That's why he didn't leave it at the panel. For two days he more or less didn't leave the American scientist's side. He circled Gelernter's complex thinking first with probing questions, he discovered common thoughts and passions. A bit later he sifted through his enormous body of readily available European knowledge and was able to bring intellectual nuggets to the table himself. The encounter lead to a transatlantic friendship that enriched the pages of his Feuilleton for years to come. ...

...Protagonist of future debates

Soon it was Frank Schirrmacher not just a participant but the protagonist of debates about the future. In 2009 he published his book Payback, which became a bestseller, then The Methuselah Conspiracy, his warning of the coming generation gap of an aging society,  and his book MinimumPayback was the first intellectual engagement with the digital culture that appeared in Germany. 

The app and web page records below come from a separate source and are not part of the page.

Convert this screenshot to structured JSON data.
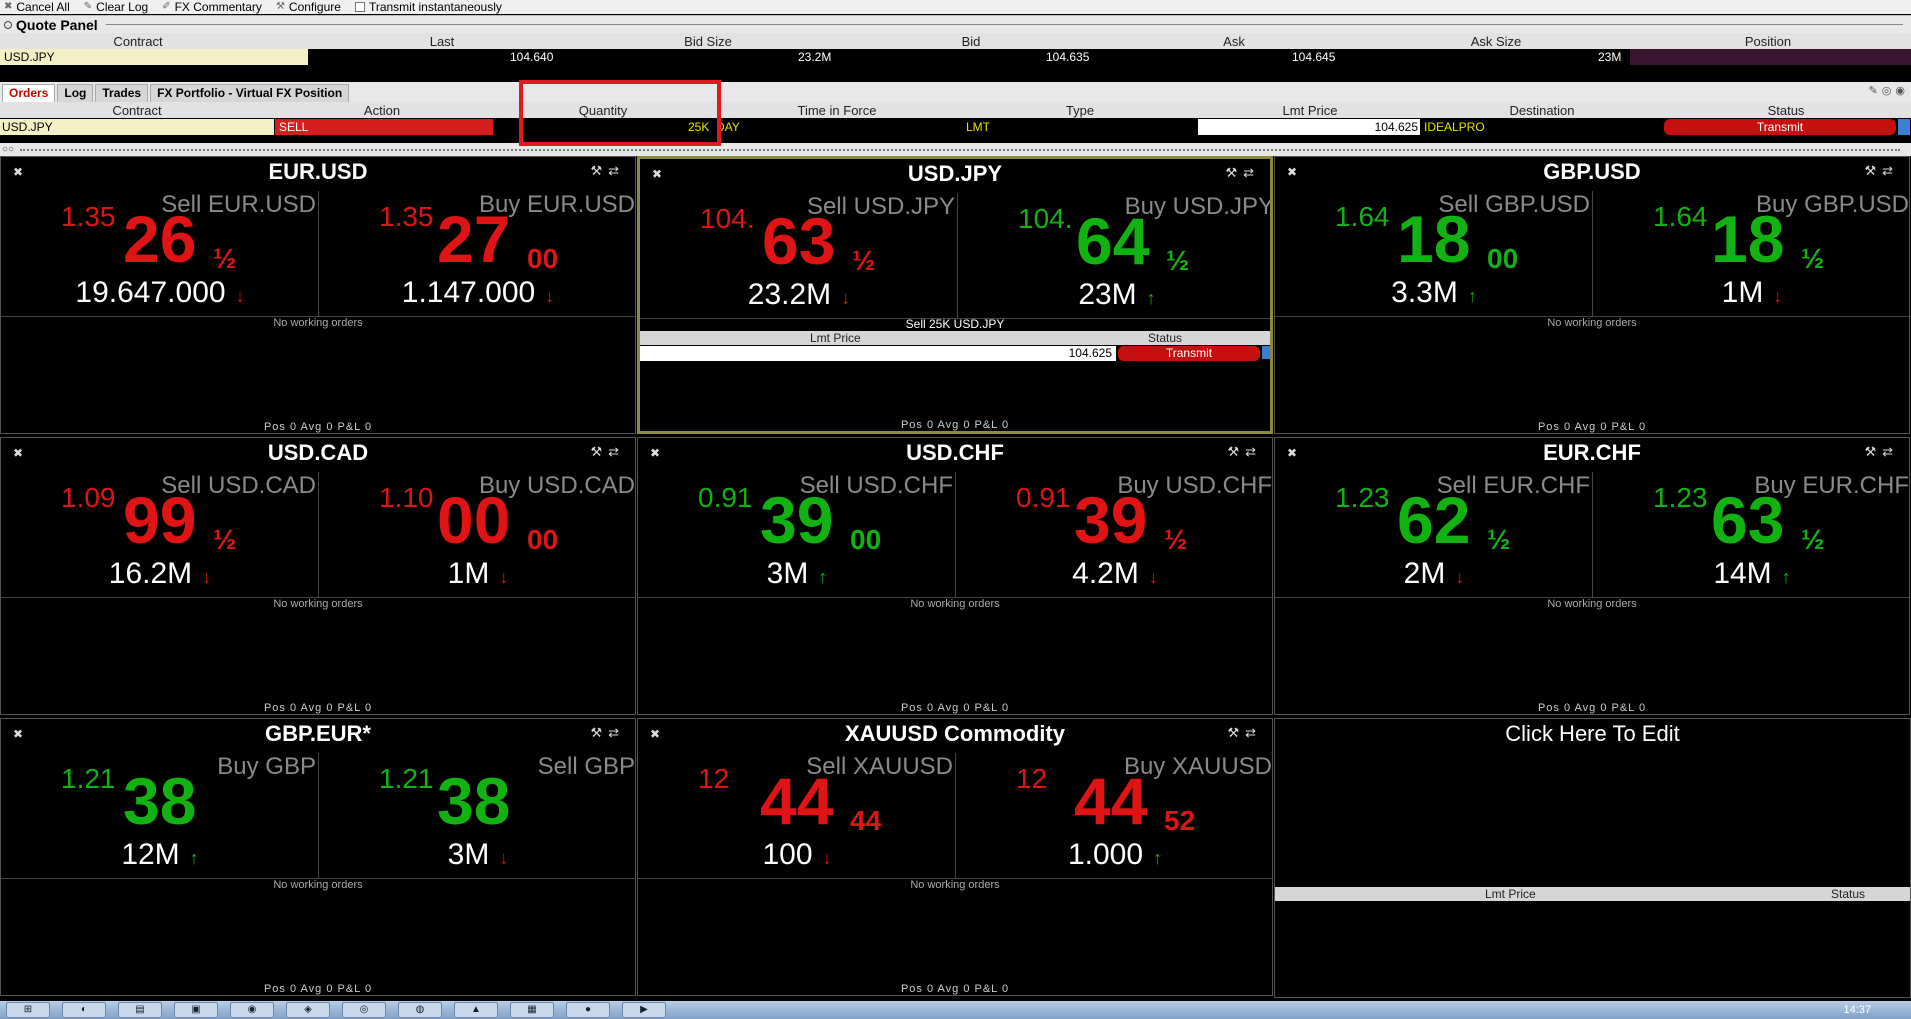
{
  "toolbar": {
    "items": [
      {
        "label": "Cancel All",
        "icon": "cancel-icon"
      },
      {
        "label": "Clear Log",
        "icon": "eraser-icon"
      },
      {
        "label": "FX Commentary",
        "icon": "commentary-icon"
      },
      {
        "label": "Configure",
        "icon": "wrench-icon"
      },
      {
        "label": "Transmit instantaneously",
        "icon": "checkbox"
      }
    ]
  },
  "quote_panel": {
    "title": "Quote Panel",
    "columns": [
      "Contract",
      "Last",
      "Bid Size",
      "Bid",
      "Ask",
      "Ask Size",
      "Position"
    ],
    "row": {
      "contract": "USD.JPY",
      "last": "104.640",
      "bid_size": "23.2M",
      "bid": "104.635",
      "ask": "104.645",
      "ask_size": "23M",
      "position": ""
    }
  },
  "orders": {
    "tabs": [
      "Orders",
      "Log",
      "Trades",
      "FX Portfolio - Virtual FX Position"
    ],
    "active_tab": "Orders",
    "columns": [
      "Contract",
      "Action",
      "Quantity",
      "Time in Force",
      "Type",
      "Lmt Price",
      "Destination",
      "Status"
    ],
    "row": {
      "contract": "USD.JPY",
      "action": "SELL",
      "quantity": "25K",
      "tif": "DAY",
      "type": "LMT",
      "lmt_price": "104.625",
      "destination": "IDEALPRO",
      "status": "Transmit"
    }
  },
  "panels": [
    {
      "title": "EUR.USD",
      "sell": {
        "label": "Sell EUR.USD",
        "pre": "1.35",
        "big": "26",
        "sup": "½",
        "qty": "19.647.000",
        "dir": "down",
        "color": "red"
      },
      "buy": {
        "label": "Buy EUR.USD",
        "pre": "1.35",
        "big": "27",
        "sup": "00",
        "qty": "1.147.000",
        "dir": "down",
        "color": "red"
      },
      "note": "No working orders",
      "footer": "Pos 0   Avg 0   P&L 0"
    },
    {
      "title": "USD.JPY",
      "sell": {
        "label": "Sell USD.JPY",
        "pre": "104.",
        "big": "63",
        "sup": "½",
        "qty": "23.2M",
        "dir": "down",
        "color": "red"
      },
      "buy": {
        "label": "Buy USD.JPY",
        "pre": "104.",
        "big": "64",
        "sup": "½",
        "qty": "23M",
        "dir": "up",
        "color": "grn"
      },
      "order": {
        "title": "Sell 25K USD.JPY",
        "lmt_label": "Lmt Price",
        "status_label": "Status",
        "lmt": "104.625",
        "status": "Transmit"
      },
      "footer": "Pos 0   Avg 0   P&L 0"
    },
    {
      "title": "GBP.USD",
      "sell": {
        "label": "Sell GBP.USD",
        "pre": "1.64",
        "big": "18",
        "sup": "00",
        "qty": "3.3M",
        "dir": "up",
        "color": "grn"
      },
      "buy": {
        "label": "Buy GBP.USD",
        "pre": "1.64",
        "big": "18",
        "sup": "½",
        "qty": "1M",
        "dir": "down",
        "color": "grn"
      },
      "note": "No working orders",
      "footer": "Pos 0   Avg 0   P&L 0"
    },
    {
      "title": "USD.CAD",
      "sell": {
        "label": "Sell USD.CAD",
        "pre": "1.09",
        "big": "99",
        "sup": "½",
        "qty": "16.2M",
        "dir": "down",
        "color": "red"
      },
      "buy": {
        "label": "Buy USD.CAD",
        "pre": "1.10",
        "big": "00",
        "sup": "00",
        "qty": "1M",
        "dir": "down",
        "color": "red"
      },
      "note": "No working orders",
      "footer": "Pos 0   Avg 0   P&L 0"
    },
    {
      "title": "USD.CHF",
      "sell": {
        "label": "Sell USD.CHF",
        "pre": "0.91",
        "big": "39",
        "sup": "00",
        "qty": "3M",
        "dir": "up",
        "color": "grn"
      },
      "buy": {
        "label": "Buy USD.CHF",
        "pre": "0.91",
        "big": "39",
        "sup": "½",
        "qty": "4.2M",
        "dir": "down",
        "color": "red"
      },
      "note": "No working orders",
      "footer": "Pos 0   Avg 0   P&L 0"
    },
    {
      "title": "EUR.CHF",
      "sell": {
        "label": "Sell EUR.CHF",
        "pre": "1.23",
        "big": "62",
        "sup": "½",
        "qty": "2M",
        "dir": "down",
        "color": "grn"
      },
      "buy": {
        "label": "Buy EUR.CHF",
        "pre": "1.23",
        "big": "63",
        "sup": "½",
        "qty": "14M",
        "dir": "up",
        "color": "grn"
      },
      "note": "No working orders",
      "footer": "Pos 0   Avg 0   P&L 0"
    },
    {
      "title": "GBP.EUR*",
      "sell": {
        "label": "Buy GBP",
        "pre": "1.21",
        "big": "38",
        "sup": "",
        "qty": "12M",
        "dir": "up",
        "color": "grn"
      },
      "buy": {
        "label": "Sell GBP",
        "pre": "1.21",
        "big": "38",
        "sup": "",
        "qty": "3M",
        "dir": "down",
        "color": "grn"
      },
      "note": "No working orders",
      "footer": "Pos 0   Avg 0   P&L 0"
    },
    {
      "title": "XAUUSD Commodity",
      "sell": {
        "label": "Sell XAUUSD",
        "pre": "12",
        "big": "44",
        "sup": "44",
        "qty": "100",
        "dir": "down",
        "color": "red"
      },
      "buy": {
        "label": "Buy XAUUSD",
        "pre": "12",
        "big": "44",
        "sup": "52",
        "qty": "1.000",
        "dir": "up",
        "color": "red"
      },
      "note": "No working orders",
      "footer": "Pos 0   Avg 0   P&L 0"
    }
  ],
  "empty_panel": {
    "title": "Click Here To Edit",
    "lmt_label": "Lmt Price",
    "status_label": "Status"
  },
  "taskbar": {
    "clock": "14:37"
  }
}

The subtext of his agenda: Why are we forced in the information age to do what we do not want to do, and how do we regain control over our thinking. It was one of the first great intellectual struggles with the dangers of digital technologies that did not come from the digital circles themselves, and thinking not from the strongholds of the computer scientists, but from the tradition of European humanities. It was a sharp reckoning with the zeitgeist that looked something like a promise of salvation in the digital media. And he made himself so at first not only popular. 

"It is very important to emphasize that we are not talking about cultural pessimism," Schirmacher said in an interview with John Brockman, published on in autumn of 2009. "We're talking about a new technology, which is de facto a brain technology that has to do with intelligence, thus with thinking, and this new technology collides in a very material way with the history of ideas of European thinking.”  However, it was not holy for him. But he saw the danger that arises when one breaks with the gesture of revolution with the story. When idealism becomes ideology.

When John Brockman first learned of Frank Schirrmacher's death, he was not just sad and shocked like many others. Immediately he exclaimed: "This is a loss that will be felt not only in Germany, but all over the world. He is irreplaceable. He managed to make intellectual life in Germany trump that of America because he dared to put issues on the table that no one in America wanted on the agenda". 

After Payback, his next book was Ego: The Game of Life, in which he analyzed the effects of a Internet-based world economy driven by greed. At the same time he presented an ever-sharper critique of capitalism in the once very conservative Feuilleton of the FAZ. On Thursday Frank Schirrmacher died in Frankfurt of a heart attack. . He leaves his wife, an adult son and a small daughter. Not only the man will be missed, but also his many unwritten books, his unguided debates. He was 54 years old. 

[German language original article.]